### EXERCISE DATA ###

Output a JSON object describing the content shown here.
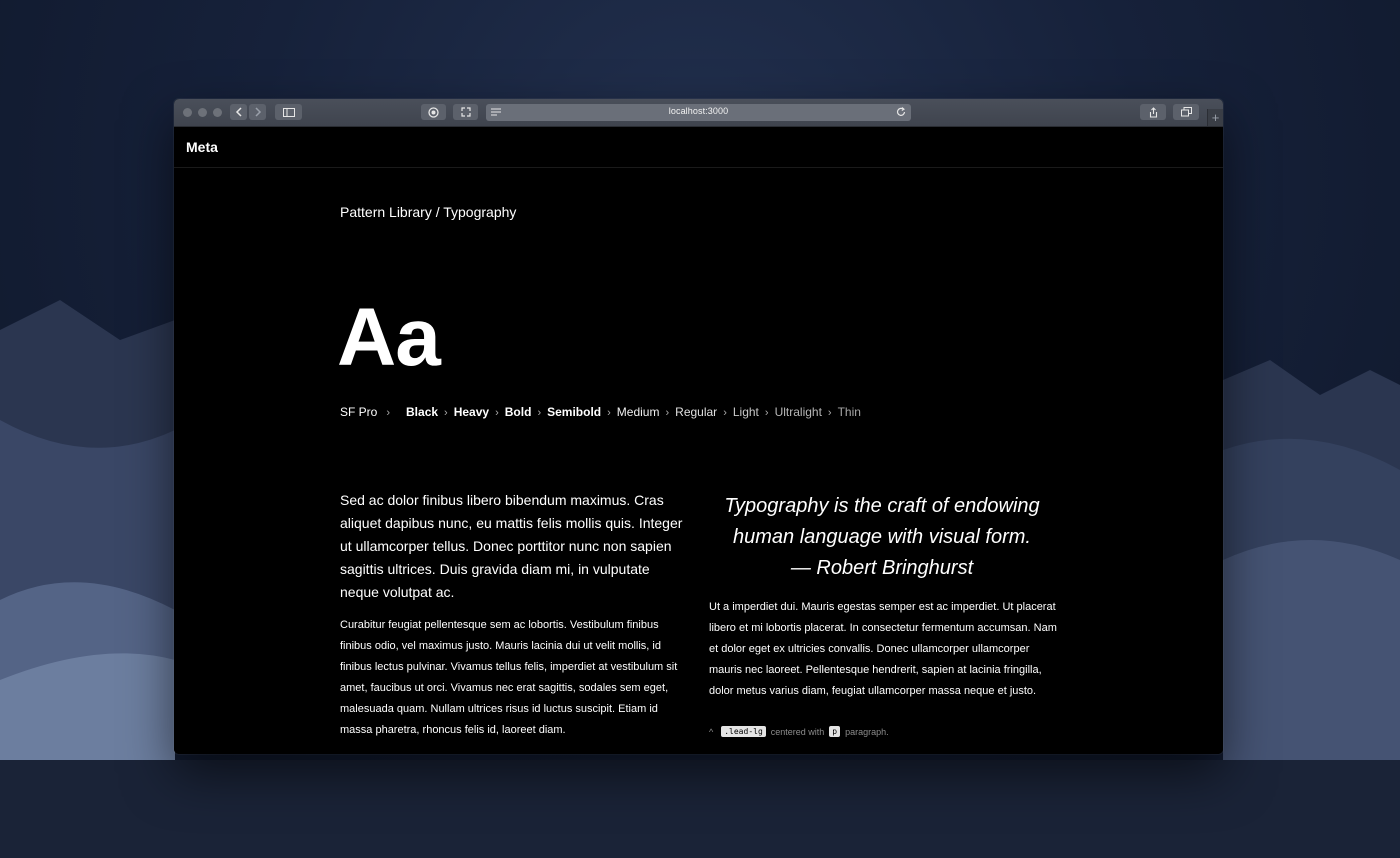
{
  "browser": {
    "url": "localhost:3000"
  },
  "site": {
    "brand": "Meta"
  },
  "page": {
    "breadcrumb": "Pattern Library / Typography",
    "specimen": "Aa",
    "font_family": "SF Pro",
    "separator": "›",
    "weights": [
      "Black",
      "Heavy",
      "Bold",
      "Semibold",
      "Medium",
      "Regular",
      "Light",
      "Ultralight",
      "Thin"
    ],
    "lead_paragraph": "Sed ac dolor finibus libero bibendum maximus. Cras aliquet dapibus nunc, eu mattis felis mollis quis. Integer ut ullamcorper tellus. Donec porttitor nunc non sapien sagittis ultrices. Duis gravida diam mi, in vulputate neque volutpat ac.",
    "body_left": "Curabitur feugiat pellentesque sem ac lobortis. Vestibulum finibus finibus odio, vel maximus justo. Mauris lacinia dui ut velit mollis, id finibus lectus pulvinar. Vivamus tellus felis, imperdiet at vestibulum sit amet, faucibus ut orci. Vivamus nec erat sagittis, sodales sem eget, malesuada quam. Nullam ultrices risus id luctus suscipit. Etiam id massa pharetra, rhoncus felis id, laoreet diam.",
    "quote_line1": "Typography is the craft of endowing",
    "quote_line2": "human language with visual form.",
    "quote_author": "— Robert Bringhurst",
    "body_right": "Ut a imperdiet dui. Mauris egestas semper est ac imperdiet. Ut placerat libero et mi lobortis placerat. In consectetur fermentum accumsan. Nam et dolor eget ex ultricies convallis. Donec ullamcorper ullamcorper mauris nec laoreet. Pellentesque hendrerit, sapien at lacinia fringilla, dolor metus varius diam, feugiat ullamcorper massa neque et justo.",
    "note": {
      "caret": "^",
      "class_code": ".lead-lg",
      "text1": "centered with",
      "tag_code": "p",
      "text2": "paragraph."
    }
  }
}
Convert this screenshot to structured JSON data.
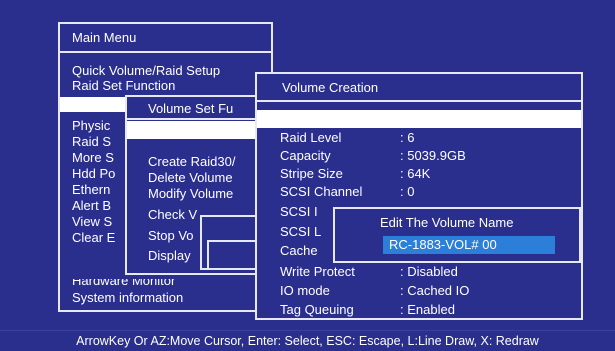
{
  "main_menu": {
    "title": "Main Menu",
    "items": [
      "Quick Volume/Raid Setup",
      "Raid Set Function",
      "",
      "Physic",
      "Raid S",
      "More S",
      "Hdd Po",
      "Ethern",
      "Alert B",
      "View S",
      "Clear E",
      "Hardware Monitor",
      "System information"
    ]
  },
  "volume_set_function": {
    "title": "Volume Set Fu",
    "items": [
      "Create Raid30/",
      "Delete Volume",
      "Modify Volume",
      "Check V",
      "Stop Vo",
      "Display"
    ]
  },
  "volume_creation": {
    "title": "Volume Creation",
    "rows": [
      {
        "label": "Raid Level",
        "value": ": 6"
      },
      {
        "label": "Capacity",
        "value": ": 5039.9GB"
      },
      {
        "label": "Stripe Size",
        "value": ": 64K"
      },
      {
        "label": "SCSI Channel",
        "value": ": 0"
      },
      {
        "label": "SCSI I",
        "value": ""
      },
      {
        "label": "SCSI L",
        "value": ""
      },
      {
        "label": "Cache",
        "value": ""
      },
      {
        "label": "Write Protect",
        "value": ": Disabled"
      },
      {
        "label": "IO mode",
        "value": ": Cached IO"
      },
      {
        "label": "Tag Queuing",
        "value": ": Enabled"
      }
    ]
  },
  "edit_dialog": {
    "title": "Edit The Volume Name",
    "value": "RC-1883-VOL# 00"
  },
  "status_bar": "ArrowKey Or AZ:Move Cursor, Enter: Select, ESC: Escape, L:Line Draw, X: Redraw",
  "colors": {
    "background": "#2a2e8c",
    "border": "#e8e8f4",
    "highlight": "#ffffff",
    "field": "#2b7fd8"
  }
}
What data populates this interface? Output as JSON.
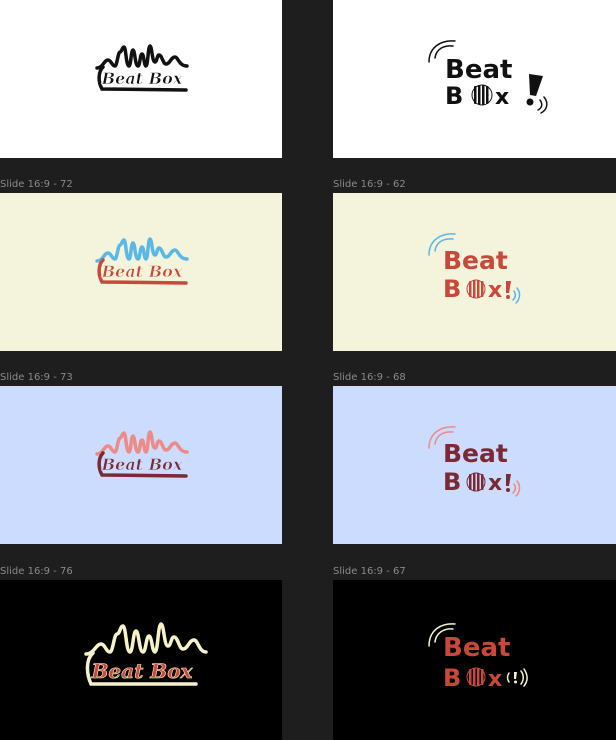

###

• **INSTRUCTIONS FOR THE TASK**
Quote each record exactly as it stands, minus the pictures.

• **OUTPUT FOR THIS TASK**
Output a JSON object describing the content shown here.
{
  "browser": {
    "url": "localhost:3000"
  },
  "site": {
    "brand": "Meta"
  },
  "page": {
    "breadcrumb": "Pattern Library / Typography",
    "specimen": "Aa",
    "font_family": "SF Pro",
    "separator": "›",
    "weights": [
      "Black",
      "Heavy",
      "Bold",
      "Semibold",
      "Medium",
      "Regular",
      "Light",
      "Ultralight",
      "Thin"
    ],
    "lead_paragraph": "Sed ac dolor finibus libero bibendum maximus. Cras aliquet dapibus nunc, eu mattis felis mollis quis. Integer ut ullamcorper tellus. Donec porttitor nunc non sapien sagittis ultrices. Duis gravida diam mi, in vulputate neque volutpat ac.",
    "body_left": "Curabitur feugiat pellentesque sem ac lobortis. Vestibulum finibus finibus odio, vel maximus justo. Mauris lacinia dui ut velit mollis, id finibus lectus pulvinar. Vivamus tellus felis, imperdiet at vestibulum sit amet, faucibus ut orci. Vivamus nec erat sagittis, sodales sem eget, malesuada quam. Nullam ultrices risus id luctus suscipit. Etiam id massa pharetra, rhoncus felis id, laoreet diam.",
    "quote_line1": "Typography is the craft of endowing",
    "quote_line2": "human language with visual form.",
    "quote_author": "— Robert Bringhurst",
    "body_right": "Ut a imperdiet dui. Mauris egestas semper est ac imperdiet. Ut placerat libero et mi lobortis placerat. In consectetur fermentum accumsan. Nam et dolor eget ex ultricies convallis. Donec ullamcorper ullamcorper mauris nec laoreet. Pellentesque hendrerit, sapien at lacinia fringilla, dolor metus varius diam, feugiat ullamcorper massa neque et justo.",
    "note": {
      "caret": "^",
      "class_code": ".lead-lg",
      "text1": "centered with",
      "tag_code": "p",
      "text2": "paragraph."
    }
  }
}
Convert this screenshot to structured JSON data.
{
  "main_menu": {
    "title": "Main Menu",
    "items": [
      "Quick Volume/Raid Setup",
      "Raid Set Function",
      "",
      "Physic",
      "Raid S",
      "More S",
      "Hdd Po",
      "Ethern",
      "Alert B",
      "View S",
      "Clear E",
      "Hardware Monitor",
      "System information"
    ]
  },
  "volume_set_function": {
    "title": "Volume Set Fu",
    "items": [
      "Create Raid30/",
      "Delete Volume",
      "Modify Volume",
      "Check V",
      "Stop Vo",
      "Display"
    ]
  },
  "volume_creation": {
    "title": "Volume Creation",
    "rows": [
      {
        "label": "Raid Level",
        "value": ": 6"
      },
      {
        "label": "Capacity",
        "value": ": 5039.9GB"
      },
      {
        "label": "Stripe Size",
        "value": ": 64K"
      },
      {
        "label": "SCSI Channel",
        "value": ": 0"
      },
      {
        "label": "SCSI I",
        "value": ""
      },
      {
        "label": "SCSI L",
        "value": ""
      },
      {
        "label": "Cache",
        "value": ""
      },
      {
        "label": "Write Protect",
        "value": ": Disabled"
      },
      {
        "label": "IO mode",
        "value": ": Cached IO"
      },
      {
        "label": "Tag Queuing",
        "value": ": Enabled"
      }
    ]
  },
  "edit_dialog": {
    "title": "Edit The Volume Name",
    "value": "RC-1883-VOL# 00"
  },
  "status_bar": "ArrowKey Or AZ:Move Cursor, Enter: Select, ESC: Escape, L:Line Draw, X: Redraw",
  "colors": {
    "background": "#2a2e8c",
    "border": "#e8e8f4",
    "highlight": "#ffffff",
    "field": "#2b7fd8"
  }
}
What data populates this interface? Output as JSON.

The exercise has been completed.